Using the numbers 1, 2, 3, 4 and 5 once and only once, and the operations x and ÷ once and only once, what is the smallest whole number you can make?

In a Magic Square all the rows, columns and diagonals add to the 'Magic Constant'. How would you change the magic constant of this square?

Suppose we allow ourselves to use three numbers less than 10 and multiply them together. How many different products can you find? How do you know you've got them all?

How would you count the number of fingers in these pictures?

This group activity will encourage you to share calculation strategies and to think about which strategy might be the most efficient.

Can you see how these factor-multiple chains work? Find the chain which contains the smallest possible numbers. How about the largest possible numbers?

What happens when you add the digits of a number then multiply the result by 2 and you keep doing this? You could try for different numbers and different rules.

Put a number at the top of the machine and collect a number at the bottom. What do you get? Which numbers get back to themselves?

Which is quicker, counting up to 30 in ones or counting up to 300 in tens? Why?

Find at least one way to put in some operation signs (+ - x ÷) to make these digits come to 100.

This number has 903 digits. What is the sum of all 903 digits?

Work out Tom's number from the answers he gives his friend. He will only answer 'yes' or 'no'.

Skippy and Anna are locked in a room in a large castle. The key to that room, and all the other rooms, is a number. The numbers are locked away in a problem. Can you help them to get out?

Can you find which shapes you need to put into the grid to make the totals at the end of each row and the bottom of each column?

Tom and Ben visited Numberland. Use the maps to work out the number of points each of their routes scores.

The Scot, John Napier, invented these strips about 400 years ago to help calculate multiplication and division. Can you work out how to use Napier's bones to find the answer to these multiplications?

Here are the prices for 1st and 2nd class mail within the UK. You have an unlimited number of each of these stamps. Which stamps would you need to post a parcel weighing 825g?

If the numbers 5, 7 and 4 go into this function machine, what numbers will come out?

Number problems at primary level that require careful consideration.

Go through the maze, collecting and losing your money as you go. Which route gives you the highest return? And the lowest?

Number problems at primary level that may require determination.

These sixteen children are standing in four lines of four, one behind the other. They are each holding a card with a number on it. Can you work out the missing numbers?

Use your logical reasoning to work out how many cows and how many sheep there are in each field.

At the beginning of May Tom put his tomato plant outside. On the same day he sowed a bean in another pot. When will the two be the same height?

Throw the dice and decide whether to double or halve the number.
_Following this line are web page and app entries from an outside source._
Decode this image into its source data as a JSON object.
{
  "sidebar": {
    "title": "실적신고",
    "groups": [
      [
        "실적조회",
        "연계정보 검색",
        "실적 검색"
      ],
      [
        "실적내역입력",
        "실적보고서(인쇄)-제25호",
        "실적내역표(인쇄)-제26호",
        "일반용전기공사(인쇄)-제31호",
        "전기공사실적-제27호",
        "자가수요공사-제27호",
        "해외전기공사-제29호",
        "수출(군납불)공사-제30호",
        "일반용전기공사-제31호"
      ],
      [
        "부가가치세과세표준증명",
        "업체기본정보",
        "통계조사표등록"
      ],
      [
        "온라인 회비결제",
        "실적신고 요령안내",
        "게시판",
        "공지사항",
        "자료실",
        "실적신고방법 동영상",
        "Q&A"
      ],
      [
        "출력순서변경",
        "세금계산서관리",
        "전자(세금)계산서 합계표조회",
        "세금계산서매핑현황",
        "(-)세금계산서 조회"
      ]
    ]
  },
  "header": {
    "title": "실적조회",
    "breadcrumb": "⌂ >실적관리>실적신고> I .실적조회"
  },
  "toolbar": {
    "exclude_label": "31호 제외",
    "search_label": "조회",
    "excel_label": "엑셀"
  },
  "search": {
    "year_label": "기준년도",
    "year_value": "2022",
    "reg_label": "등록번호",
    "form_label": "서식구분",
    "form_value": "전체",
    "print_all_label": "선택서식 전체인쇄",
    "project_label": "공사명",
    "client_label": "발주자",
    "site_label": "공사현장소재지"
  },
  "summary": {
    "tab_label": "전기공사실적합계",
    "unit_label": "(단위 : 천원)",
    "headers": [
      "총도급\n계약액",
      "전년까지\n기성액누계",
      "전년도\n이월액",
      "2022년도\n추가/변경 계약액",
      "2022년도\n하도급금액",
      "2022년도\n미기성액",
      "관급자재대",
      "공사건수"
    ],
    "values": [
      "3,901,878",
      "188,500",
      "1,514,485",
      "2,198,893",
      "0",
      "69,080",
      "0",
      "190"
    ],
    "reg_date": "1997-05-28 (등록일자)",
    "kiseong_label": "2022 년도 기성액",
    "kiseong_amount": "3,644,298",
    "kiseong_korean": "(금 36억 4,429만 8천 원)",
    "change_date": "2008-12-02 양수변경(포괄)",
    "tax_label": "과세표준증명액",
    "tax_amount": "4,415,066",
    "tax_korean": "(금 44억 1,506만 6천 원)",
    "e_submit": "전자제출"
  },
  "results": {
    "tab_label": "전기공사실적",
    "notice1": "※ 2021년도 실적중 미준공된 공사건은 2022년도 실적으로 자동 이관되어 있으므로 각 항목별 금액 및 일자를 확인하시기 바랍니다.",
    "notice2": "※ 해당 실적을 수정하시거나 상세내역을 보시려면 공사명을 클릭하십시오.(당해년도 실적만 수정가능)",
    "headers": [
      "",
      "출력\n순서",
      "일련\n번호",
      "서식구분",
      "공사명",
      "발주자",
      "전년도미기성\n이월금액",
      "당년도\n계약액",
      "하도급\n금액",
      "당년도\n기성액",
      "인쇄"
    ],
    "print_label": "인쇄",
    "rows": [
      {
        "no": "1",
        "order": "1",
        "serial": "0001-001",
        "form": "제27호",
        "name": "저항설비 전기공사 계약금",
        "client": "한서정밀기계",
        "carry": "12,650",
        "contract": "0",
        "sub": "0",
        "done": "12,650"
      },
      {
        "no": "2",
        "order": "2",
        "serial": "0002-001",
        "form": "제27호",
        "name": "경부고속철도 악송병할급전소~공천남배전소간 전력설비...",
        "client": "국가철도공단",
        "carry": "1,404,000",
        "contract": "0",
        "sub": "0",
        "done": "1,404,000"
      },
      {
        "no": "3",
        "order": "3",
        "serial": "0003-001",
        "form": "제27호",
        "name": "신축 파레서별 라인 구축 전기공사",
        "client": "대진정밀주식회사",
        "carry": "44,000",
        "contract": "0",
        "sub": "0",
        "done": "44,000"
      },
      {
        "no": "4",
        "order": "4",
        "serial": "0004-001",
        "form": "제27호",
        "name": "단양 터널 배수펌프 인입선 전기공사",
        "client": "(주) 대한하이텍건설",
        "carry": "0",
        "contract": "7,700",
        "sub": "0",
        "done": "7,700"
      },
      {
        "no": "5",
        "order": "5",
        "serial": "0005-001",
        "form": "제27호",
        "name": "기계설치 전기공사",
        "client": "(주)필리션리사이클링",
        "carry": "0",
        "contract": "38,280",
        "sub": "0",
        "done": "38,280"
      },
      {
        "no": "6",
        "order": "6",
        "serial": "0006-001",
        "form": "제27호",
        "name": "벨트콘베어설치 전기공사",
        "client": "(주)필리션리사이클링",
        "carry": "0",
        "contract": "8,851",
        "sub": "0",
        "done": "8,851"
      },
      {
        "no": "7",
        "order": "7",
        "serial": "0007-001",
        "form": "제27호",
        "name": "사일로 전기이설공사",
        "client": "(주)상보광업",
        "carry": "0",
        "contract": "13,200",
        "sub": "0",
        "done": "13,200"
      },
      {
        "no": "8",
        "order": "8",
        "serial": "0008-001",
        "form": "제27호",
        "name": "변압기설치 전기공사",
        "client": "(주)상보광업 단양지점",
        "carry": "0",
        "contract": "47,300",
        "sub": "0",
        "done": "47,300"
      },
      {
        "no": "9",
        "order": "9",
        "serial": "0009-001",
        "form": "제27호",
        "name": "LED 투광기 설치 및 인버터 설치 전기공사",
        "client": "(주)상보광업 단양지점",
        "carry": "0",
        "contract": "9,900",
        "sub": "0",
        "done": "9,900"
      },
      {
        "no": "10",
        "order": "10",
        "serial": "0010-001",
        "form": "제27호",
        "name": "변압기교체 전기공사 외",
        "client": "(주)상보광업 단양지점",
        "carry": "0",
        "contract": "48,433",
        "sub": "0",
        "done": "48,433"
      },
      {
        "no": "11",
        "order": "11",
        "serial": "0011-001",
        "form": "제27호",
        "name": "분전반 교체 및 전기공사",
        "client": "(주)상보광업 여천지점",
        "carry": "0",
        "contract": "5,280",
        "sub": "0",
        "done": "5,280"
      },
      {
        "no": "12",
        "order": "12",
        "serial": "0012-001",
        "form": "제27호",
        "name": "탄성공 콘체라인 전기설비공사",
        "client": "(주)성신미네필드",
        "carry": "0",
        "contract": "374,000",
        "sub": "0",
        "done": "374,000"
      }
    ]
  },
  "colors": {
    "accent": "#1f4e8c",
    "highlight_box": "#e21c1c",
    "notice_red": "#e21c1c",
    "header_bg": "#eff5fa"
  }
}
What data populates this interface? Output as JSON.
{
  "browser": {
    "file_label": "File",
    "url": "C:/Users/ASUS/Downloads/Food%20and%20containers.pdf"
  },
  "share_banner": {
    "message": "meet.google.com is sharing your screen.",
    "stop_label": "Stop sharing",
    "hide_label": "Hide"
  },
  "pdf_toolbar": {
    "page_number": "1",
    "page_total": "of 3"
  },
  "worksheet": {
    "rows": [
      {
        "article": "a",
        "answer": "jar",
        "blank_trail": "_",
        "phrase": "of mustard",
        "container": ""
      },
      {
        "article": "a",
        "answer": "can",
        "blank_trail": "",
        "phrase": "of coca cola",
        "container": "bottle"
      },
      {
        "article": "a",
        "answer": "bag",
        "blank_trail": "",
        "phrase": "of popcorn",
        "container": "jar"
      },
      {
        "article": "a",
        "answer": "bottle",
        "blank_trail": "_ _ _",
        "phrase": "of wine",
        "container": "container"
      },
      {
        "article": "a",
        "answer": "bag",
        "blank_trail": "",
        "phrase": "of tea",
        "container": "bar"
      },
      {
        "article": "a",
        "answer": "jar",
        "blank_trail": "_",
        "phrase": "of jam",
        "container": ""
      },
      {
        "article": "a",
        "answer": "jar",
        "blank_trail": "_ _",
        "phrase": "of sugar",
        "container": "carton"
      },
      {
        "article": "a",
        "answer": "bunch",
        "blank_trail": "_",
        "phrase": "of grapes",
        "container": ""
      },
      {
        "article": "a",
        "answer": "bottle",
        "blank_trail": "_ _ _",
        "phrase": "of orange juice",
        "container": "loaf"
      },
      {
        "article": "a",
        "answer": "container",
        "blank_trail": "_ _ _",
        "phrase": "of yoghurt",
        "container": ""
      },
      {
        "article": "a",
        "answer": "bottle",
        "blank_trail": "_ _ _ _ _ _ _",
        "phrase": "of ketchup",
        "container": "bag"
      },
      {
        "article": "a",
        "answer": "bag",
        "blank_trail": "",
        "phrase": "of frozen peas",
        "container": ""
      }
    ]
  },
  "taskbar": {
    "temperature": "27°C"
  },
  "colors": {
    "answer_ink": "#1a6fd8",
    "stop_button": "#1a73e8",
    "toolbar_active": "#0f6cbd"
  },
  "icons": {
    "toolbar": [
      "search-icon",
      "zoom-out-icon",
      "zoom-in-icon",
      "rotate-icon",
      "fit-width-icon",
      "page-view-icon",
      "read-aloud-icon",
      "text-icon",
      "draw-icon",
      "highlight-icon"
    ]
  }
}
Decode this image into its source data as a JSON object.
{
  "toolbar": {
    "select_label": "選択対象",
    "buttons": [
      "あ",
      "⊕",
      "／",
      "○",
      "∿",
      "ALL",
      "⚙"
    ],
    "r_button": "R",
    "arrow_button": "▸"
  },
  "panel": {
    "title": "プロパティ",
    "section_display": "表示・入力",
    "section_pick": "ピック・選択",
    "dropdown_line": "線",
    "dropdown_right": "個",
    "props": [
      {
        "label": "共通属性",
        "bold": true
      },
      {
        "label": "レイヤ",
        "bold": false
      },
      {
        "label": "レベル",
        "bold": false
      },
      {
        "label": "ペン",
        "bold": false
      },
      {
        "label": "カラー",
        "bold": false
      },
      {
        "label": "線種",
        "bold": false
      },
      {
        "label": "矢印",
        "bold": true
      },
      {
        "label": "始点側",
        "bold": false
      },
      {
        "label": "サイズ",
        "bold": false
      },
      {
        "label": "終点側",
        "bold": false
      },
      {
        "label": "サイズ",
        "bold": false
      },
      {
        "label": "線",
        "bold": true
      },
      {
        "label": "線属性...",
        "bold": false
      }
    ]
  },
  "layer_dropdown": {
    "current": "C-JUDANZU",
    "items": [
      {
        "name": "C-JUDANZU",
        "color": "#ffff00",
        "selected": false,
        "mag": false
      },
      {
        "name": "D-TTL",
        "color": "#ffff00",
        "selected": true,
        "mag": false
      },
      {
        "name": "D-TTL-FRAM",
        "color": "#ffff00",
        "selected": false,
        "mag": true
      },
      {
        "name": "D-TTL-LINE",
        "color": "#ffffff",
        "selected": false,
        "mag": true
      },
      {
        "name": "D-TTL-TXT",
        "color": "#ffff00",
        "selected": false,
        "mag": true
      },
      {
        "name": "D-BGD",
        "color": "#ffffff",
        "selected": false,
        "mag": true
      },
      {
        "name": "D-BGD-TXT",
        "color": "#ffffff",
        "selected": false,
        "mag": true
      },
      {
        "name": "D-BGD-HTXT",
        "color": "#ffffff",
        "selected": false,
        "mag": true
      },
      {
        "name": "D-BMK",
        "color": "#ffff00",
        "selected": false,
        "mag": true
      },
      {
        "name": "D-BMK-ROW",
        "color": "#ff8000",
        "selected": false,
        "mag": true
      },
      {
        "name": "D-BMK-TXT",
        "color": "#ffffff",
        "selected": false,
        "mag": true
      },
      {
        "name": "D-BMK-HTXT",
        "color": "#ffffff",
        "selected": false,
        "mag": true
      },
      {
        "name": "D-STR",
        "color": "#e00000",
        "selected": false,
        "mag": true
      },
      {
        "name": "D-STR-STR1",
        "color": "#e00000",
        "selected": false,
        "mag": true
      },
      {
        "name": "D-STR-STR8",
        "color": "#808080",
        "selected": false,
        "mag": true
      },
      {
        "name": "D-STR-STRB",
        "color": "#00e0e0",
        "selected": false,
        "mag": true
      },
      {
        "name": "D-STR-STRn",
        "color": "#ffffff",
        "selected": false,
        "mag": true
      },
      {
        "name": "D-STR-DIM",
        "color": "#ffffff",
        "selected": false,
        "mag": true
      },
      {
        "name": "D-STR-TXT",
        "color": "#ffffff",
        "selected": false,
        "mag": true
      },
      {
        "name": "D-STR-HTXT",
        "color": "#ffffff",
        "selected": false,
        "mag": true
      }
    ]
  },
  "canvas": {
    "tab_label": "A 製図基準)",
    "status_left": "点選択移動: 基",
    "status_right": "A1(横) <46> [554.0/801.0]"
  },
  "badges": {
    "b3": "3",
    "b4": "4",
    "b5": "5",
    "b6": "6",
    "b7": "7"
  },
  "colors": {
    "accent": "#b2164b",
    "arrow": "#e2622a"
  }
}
Will you be the first to reach the target?

Amy has a box containing domino pieces but she does not think it is a complete set. She has 24 dominoes in her box and there are 125 spots on them altogether. Which of her domino pieces are missing?

Can you design a new shape for the twenty-eight squares and arrange the numbers in a logical way? What patterns do you notice?

Use your logical-thinking skills to deduce how much Dan's crisps and ice-cream cost altogether.

Well now, what would happen if we lost all the nines in our number system? Have a go at writing the numbers out in this way and have a look at the multiplications table.